Story by Dorothy Markulis
A world without books.
Unimaginable and yet many children in Summit County live in homes with no books of their own.
But that is about to change, due to the actions of a Macedonia family: Keith, Christin and Keaton Seher.
“We want to put books in the hands and homes of limited resource children, focusing on the crucial ages of zero to five,” Keith said.
According to Keith, that’s when children without early learning resources fall developmentally behind their peers.
The Sehers have formed a non-profit corporation, Bright Star Books, Inc. with a lofty goal of supplying personal libraries of 10 books to each of 7,000 children, aged birth to 5 years old. Not only that, they want to repeat the action each year.
Working with Women, Infants and Children (WIC) of Summit County they want to ensure that limited resource children have access to books.
Keith credits, their son, Keaton – then 3 – with making the choice of their charitable work.
Keith said he and his wife, Christin, were mulling over the ways they could help less fortunate children and mentioned in front of their son that some children had no books of their own.
“Then we have to give them some,” piped up Keaton.
And the rest is history. Bright Star Books, Inc. was founded earning a 501(c)(3) non-profitable charitable status in record time.
“In September we actively started collecting new and gently used books by contacting people we know,” Keith said.
Two of the people they contacted were Randy and Jim Lindley, operators of the Goddard School in Twinsburg.
They jumped on the bandwagon immediately and urged other Goddard Schools to participate as well.

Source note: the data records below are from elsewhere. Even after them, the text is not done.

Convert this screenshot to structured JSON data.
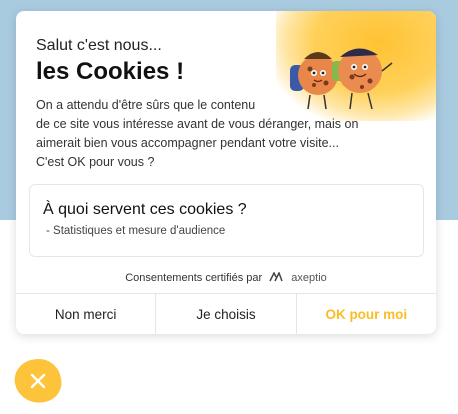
{
  "banner": {
    "title_small": "Salut c'est nous...",
    "title_big": "les Cookies !",
    "intro_lines": [
      "On a attendu d'être sûrs que le contenu",
      "de ce site vous intéresse avant de vous déranger, mais on",
      "aimerait bien vous accompagner pendant votre visite...",
      "C'est OK pour vous ?"
    ],
    "illustration_icon": "cookie-characters-icon"
  },
  "purpose": {
    "title": "À quoi servent ces cookies ?",
    "items": [
      "- Statistiques et mesure d'audience"
    ]
  },
  "certified": {
    "text": "Consentements certifiés par",
    "brand": "axeptio",
    "brand_icon": "axeptio-logo-icon"
  },
  "buttons": {
    "refuse": "Non merci",
    "choose": "Je choisis",
    "accept": "OK pour moi"
  },
  "close_icon": "close-icon",
  "colors": {
    "accent": "#fbbd26",
    "fab": "#fdc43b",
    "page_top": "#a9cbe0"
  }
}
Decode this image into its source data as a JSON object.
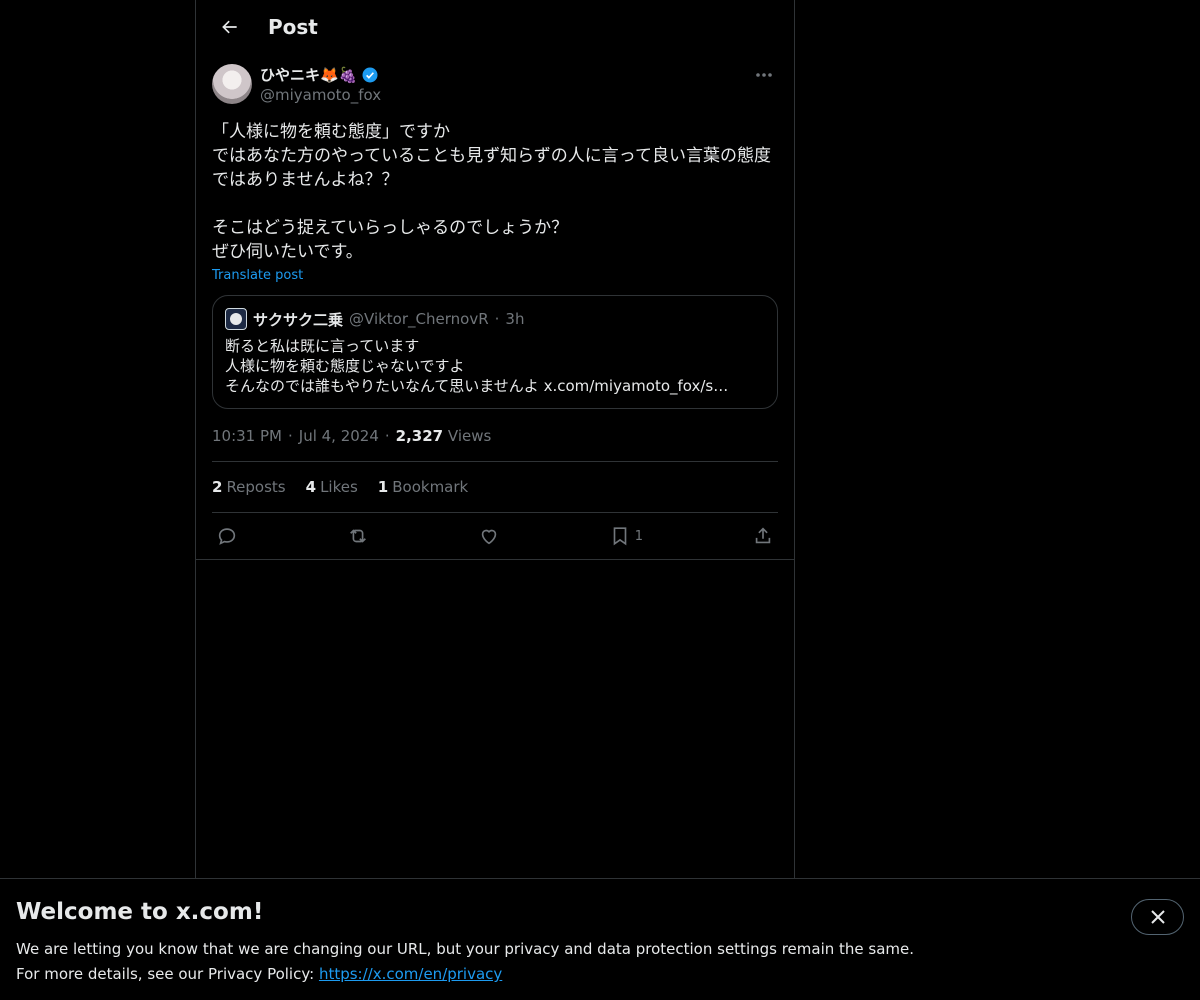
{
  "header": {
    "title": "Post"
  },
  "post": {
    "display_name": "ひやニキ🦊🍇",
    "handle": "@miyamoto_fox",
    "text": "「人様に物を頼む態度」ですか\nではあなた方のやっていることも見ず知らずの人に言って良い言葉の態度ではありませんよね？？\n\nそこはどう捉えていらっしゃるのでしょうか？\nぜひ伺いたいです。",
    "translate_label": "Translate post",
    "time": "10:31 PM",
    "date": "Jul 4, 2024",
    "views_count": "2,327",
    "views_label": "Views"
  },
  "quote": {
    "name": "サクサク二乗",
    "handle": "@Viktor_ChernovR",
    "dot": "·",
    "time": "3h",
    "text": "断ると私は既に言っています\n人様に物を頼む態度じゃないですよ\nそんなのでは誰もやりたいなんて思いませんよ x.com/miyamoto_fox/s…"
  },
  "stats": {
    "reposts_count": "2",
    "reposts_label": "Reposts",
    "likes_count": "4",
    "likes_label": "Likes",
    "bookmarks_count": "1",
    "bookmarks_label": "Bookmark"
  },
  "actions": {
    "bookmark_count": "1"
  },
  "banner": {
    "title": "Welcome to x.com!",
    "line1": "We are letting you know that we are changing our URL, but your privacy and data protection settings remain the same.",
    "line2_prefix": "For more details, see our Privacy Policy: ",
    "link": "https://x.com/en/privacy"
  },
  "colors": {
    "accent": "#1d9bf0",
    "background": "#000000",
    "border": "#2f3336",
    "muted": "#71767b"
  }
}
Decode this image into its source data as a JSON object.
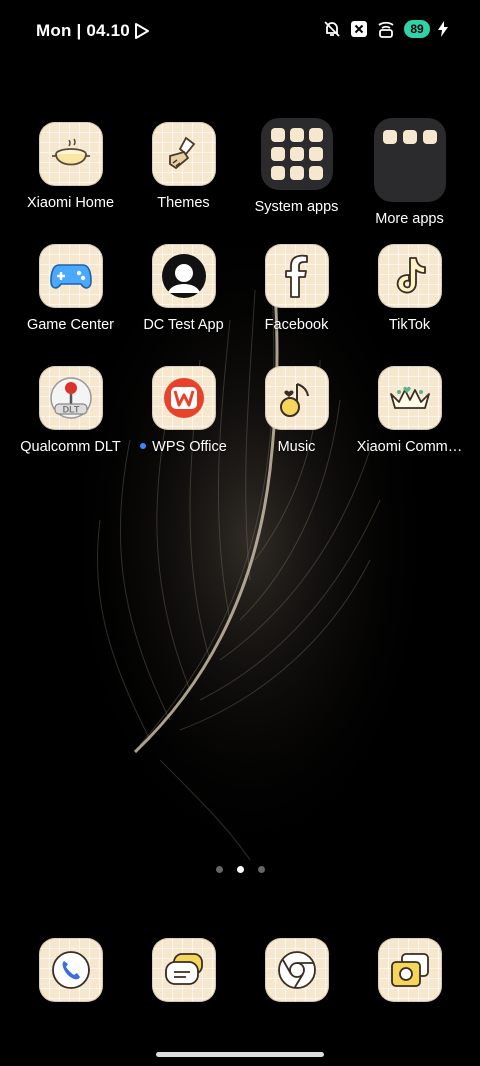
{
  "status": {
    "time": "Mon | 04.10",
    "battery": "89",
    "icons": [
      "play-icon",
      "mute-icon",
      "close-box-icon",
      "hotspot-icon",
      "battery-icon",
      "charging-icon"
    ]
  },
  "apps": [
    {
      "label": "Xiaomi Home",
      "icon": "pot-icon"
    },
    {
      "label": "Themes",
      "icon": "brush-icon"
    },
    {
      "label": "System apps",
      "icon": "folder-icon"
    },
    {
      "label": "More apps",
      "icon": "folder-icon"
    },
    {
      "label": "Game Center",
      "icon": "gamepad-icon"
    },
    {
      "label": "DC Test App",
      "icon": "person-icon"
    },
    {
      "label": "Facebook",
      "icon": "facebook-icon"
    },
    {
      "label": "TikTok",
      "icon": "tiktok-icon"
    },
    {
      "label": "Qualcomm DLT",
      "icon": "joystick-icon"
    },
    {
      "label": "WPS Office",
      "icon": "wps-icon",
      "new_badge": true
    },
    {
      "label": "Music",
      "icon": "music-note-icon"
    },
    {
      "label": "Xiaomi Comm…",
      "icon": "crown-icon"
    }
  ],
  "pager": {
    "pages": 3,
    "active": 2
  },
  "dock": [
    {
      "icon": "phone-icon"
    },
    {
      "icon": "messages-icon"
    },
    {
      "icon": "browser-icon"
    },
    {
      "icon": "gallery-icon"
    }
  ],
  "colors": {
    "tile": "#f6e7cf",
    "folder": "#2b2b2d",
    "battery": "#2ed3a8",
    "badge": "#3d86ff"
  }
}
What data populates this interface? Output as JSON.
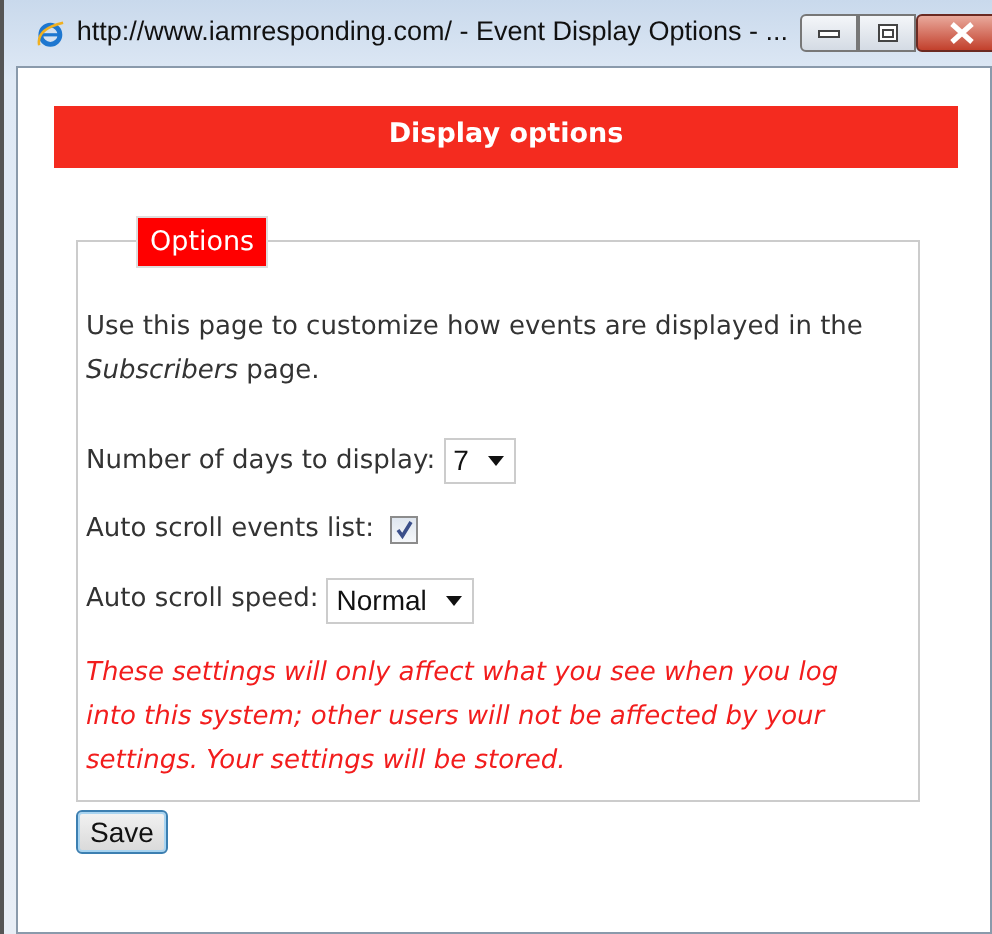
{
  "window": {
    "title": "http://www.iamresponding.com/ - Event Display Options - ..."
  },
  "header": {
    "title": "Display options"
  },
  "fieldset": {
    "legend": "Options"
  },
  "intro": "Use this page to customize how events are displayed in the *Subscribers* page.",
  "fields": [
    {
      "kind": "select",
      "label": "Number of days to display:",
      "value": "7"
    },
    {
      "kind": "checkbox",
      "label": "Auto scroll events list:",
      "checked": true
    },
    {
      "kind": "select",
      "label": "Auto scroll speed:",
      "value": "Normal"
    }
  ],
  "note": "These settings will only affect what you see when you log into this system; other users will not be affected by your settings. Your settings will be stored.",
  "buttons": [
    "Save"
  ]
}
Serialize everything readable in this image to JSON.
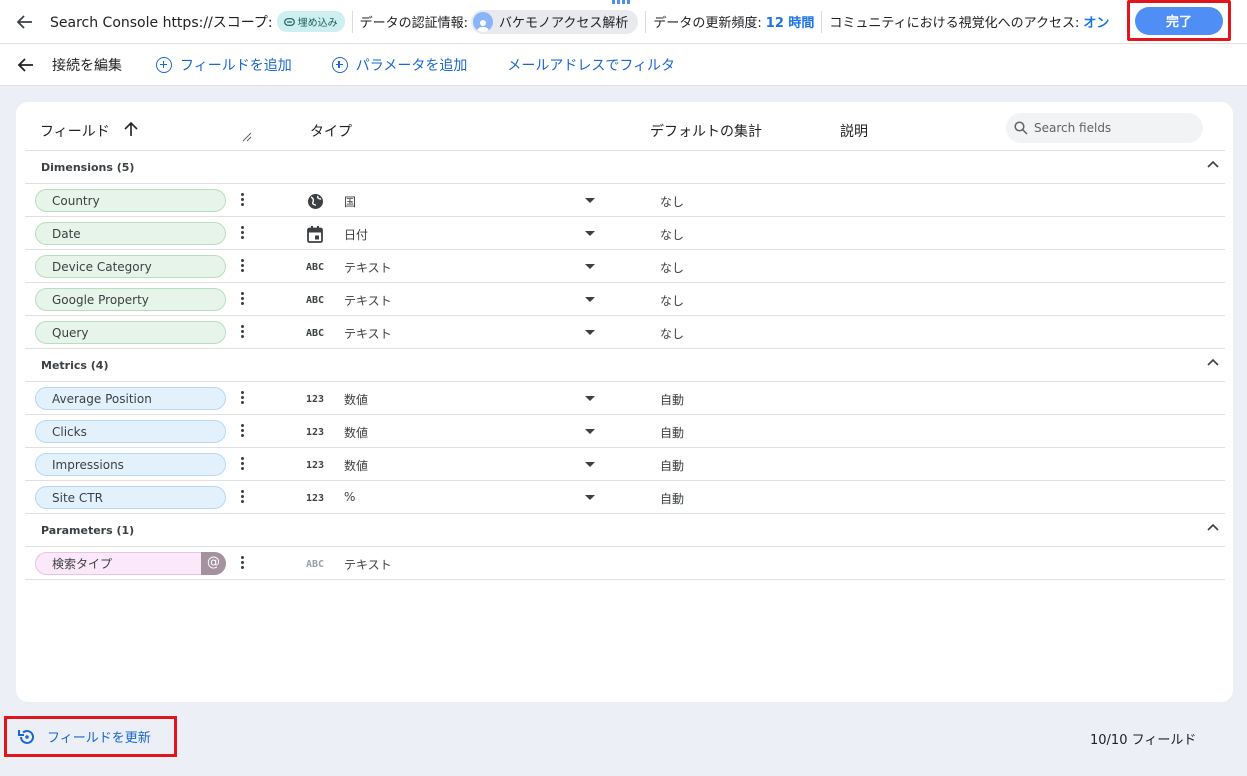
{
  "header": {
    "title_prefix": "Search Console https://スコープ:",
    "scope_pill": "埋め込み",
    "credentials_label": "データの認証情報:",
    "credentials_user": "バケモノアクセス解析",
    "freshness_label": "データの更新頻度:",
    "freshness_value": "12 時間",
    "community_label": "コミュニティにおける視覚化へのアクセス:",
    "community_value": "オン",
    "done_label": "完了"
  },
  "toolbar": {
    "edit_connection": "接続を編集",
    "add_field": "フィールドを追加",
    "add_parameter": "パラメータを追加",
    "filter_by_email": "メールアドレスでフィルタ"
  },
  "table": {
    "col_field": "フィールド",
    "col_type": "タイプ",
    "col_aggregation": "デフォルトの集計",
    "col_description": "説明",
    "search_placeholder": "Search fields"
  },
  "sections": {
    "dimensions": {
      "label": "Dimensions (5)",
      "rows": [
        {
          "name": "Country",
          "type_icon": "globe-icon",
          "type": "国",
          "agg": "なし"
        },
        {
          "name": "Date",
          "type_icon": "calendar-icon",
          "type": "日付",
          "agg": "なし"
        },
        {
          "name": "Device Category",
          "type_icon": "abc-icon",
          "type": "テキスト",
          "agg": "なし"
        },
        {
          "name": "Google Property",
          "type_icon": "abc-icon",
          "type": "テキスト",
          "agg": "なし"
        },
        {
          "name": "Query",
          "type_icon": "abc-icon",
          "type": "テキスト",
          "agg": "なし"
        }
      ]
    },
    "metrics": {
      "label": "Metrics (4)",
      "rows": [
        {
          "name": "Average Position",
          "type_icon": "123-icon",
          "type": "数値",
          "agg": "自動"
        },
        {
          "name": "Clicks",
          "type_icon": "123-icon",
          "type": "数値",
          "agg": "自動"
        },
        {
          "name": "Impressions",
          "type_icon": "123-icon",
          "type": "数値",
          "agg": "自動"
        },
        {
          "name": "Site CTR",
          "type_icon": "123-icon",
          "type": "%",
          "agg": "自動"
        }
      ]
    },
    "parameters": {
      "label": "Parameters (1)",
      "rows": [
        {
          "name": "検索タイプ",
          "badge": "@",
          "type_icon": "abc-icon",
          "type": "テキスト"
        }
      ]
    }
  },
  "icons": {
    "abc": "ABC",
    "num": "123"
  },
  "footer": {
    "refresh_label": "フィールドを更新",
    "field_count": "10/10 フィールド"
  },
  "colors": {
    "accent": "#1a73e8",
    "done_button": "#4e8ef5",
    "dimension_chip": "#e6f4ea",
    "metric_chip": "#e3f1fd",
    "parameter_chip": "#fbe8fb",
    "highlight_border": "#e0161a"
  }
}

Keith, who has a background in journalism, said the community support has been amazing.
“Right now we have 7,000 books in our basement,” Keith reported.
“We have been overwhelmed by the community support in Summit County.” Keith said. “There are so many wonderful different organizations in this county. Our cause has absolutely been embraced.”
Both Keith and his wife, a professor of community nutrition at the University of Akron, have a healthy respect for the power of the written word and were book lovers from an early age.
“We have books in every room of our house,” Keith said.
When they became parents they witnessed the effect books had on their young son and the importance of access to books in early childhood.
Originally, the Sehers’ focus was on building small libraries in transitional housing, such as shelters for battered women but soon discovered that 60 percent of low-income children did not have age appropriate books in their homes.
“Books give such comfort and joy,” Christin declared.
This spring, Bright Star Books will begin distributing those bundles of comfort and joy with the assistance of WIC of Summit County.
Several area businesses are already on board, serving as collection depots for the new and gently used book project: The Learned Owl in Hudson, Sky Max in North Canton, Round 2 Kids in Cuyahoga Falls and The Little Gym of Brecksville / Sagamore Hills.
The Sehers also encourage local schools and organizations to hold gently used book drives, to support your local library, and become an advocate on behalf of early childhood development initiatives and literacy programs in your area.